Above photo: Blueberry harvest at Wild Work Farm in Keene Valley, NY. Netting over berry bushes protects the crop from birds. Most small-scale diversified farms and orchards pick their harvests by hand. 

» Continue Reading.


Sunday, June 13, 2021

June Harvest of the Month | National Dairy Month

dairy cowsJune is National Dairy Month, which originated in 1937 as “National Milk Month” by the National Dairy Council in an effort to encourage consumers to drink more milk during a time of surplus. Today, many organizations and regions continue to observe June as Dairy Month along the same theme. 

» Continue Reading.


Sunday, May 2, 2021

Harvest of the Month | Asparagus

asparagusWhat is Asparagus?

Garden asparagus, asparagus officinalis, is a perennial flowering plant. It belongs to the Asparagus genus, along with other perennial bushes and plants. Asparagus is dioecious, meaning some plants have flowers with a stamen and produce pollen, and other plants have flowers that have a pistil and make seeds. This means that a variety of plants are needed for reproduction. When you eat asparagus, you’re actually eating the immature stalk of the entire plant. Most asparagus is harvested when it is about six to ten inches long, but when left to mature, it grows into four-foot-tall plants with long fern-like branches. 

» Continue Reading.


Saturday, April 24, 2021

Gearing up for gardening

cilantro

Will the pandemic home gardening trend continue?

If you weren’t a gardener before, the COVID-19 pandemic may have inspired you to start a veggie garden. Johnny’s Selected Seeds in Fairfield, Maine, saw a 270% jump in orders the week the coronavirus pandemic was declared a national emergency. Many local nurseries sold out of vegetable transplants fast last spring, citing they couldn’t keep up with demand.
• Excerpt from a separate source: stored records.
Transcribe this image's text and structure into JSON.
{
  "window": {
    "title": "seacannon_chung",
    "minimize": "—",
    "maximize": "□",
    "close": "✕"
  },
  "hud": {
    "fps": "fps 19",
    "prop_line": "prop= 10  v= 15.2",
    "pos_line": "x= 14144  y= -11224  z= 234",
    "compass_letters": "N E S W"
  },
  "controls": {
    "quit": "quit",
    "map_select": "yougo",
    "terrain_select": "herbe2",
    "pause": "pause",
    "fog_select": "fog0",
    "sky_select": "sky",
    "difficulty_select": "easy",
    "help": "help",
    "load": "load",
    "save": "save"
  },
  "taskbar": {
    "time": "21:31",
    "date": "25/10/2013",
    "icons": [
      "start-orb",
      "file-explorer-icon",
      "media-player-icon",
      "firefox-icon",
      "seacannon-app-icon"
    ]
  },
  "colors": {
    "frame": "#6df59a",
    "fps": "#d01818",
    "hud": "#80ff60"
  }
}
» Continue Reading.


Sunday, April 4, 2021

Harvest of the Month: Micro-Greens and Shoots 

microgreensWhat is the Difference Between Micro-Greens, Shoots, Sprouts, and Baby Greens? 

Microgreens, shoots, and sprouts are all immature plants harvested before they reach full maturity. 

» Continue Reading.


Sunday, March 7, 2021

Harvest of the Month: Maple

Adirondack March Maple Syrup EventsWhat is Maple Syrup?

Maple syrup is the sap from maple trees that has been collected, heated, and concentrated down to a sweet liquid. This is different than what is sold at the grocery store as “pancake syrup,” which is primarily corn syrup. 

Sugar Maple Trees begin to produce sugary water called sap when the temperatures reach above 40 degrees F during the day and below 32 degrees F at night. The freezing and thawing temperature fluctuations push sap through the tree so that it has the nutrients needed to grow. You can read a more comprehensive explanation of this process here. 

» Continue Reading.


Sunday, February 7, 2021

Harvest of the Month: Winter Squash

What are Winter Squash?

Winter squash is a group of several species of annual fruit in the genus Cucurbita, including the popular butternut, acorn, delicata, and spaghetti squash. What we call “pumpkins” are also winter squash. Winter squash is different from summer squash, like the zucchini, because it’s harvested and eaten when the seeds are matured and the skin has hardened. Due to their hard rind and sweet dense flesh, they can be stored for long periods in cool dark storage, up to a year from harvest.

» Continue Reading.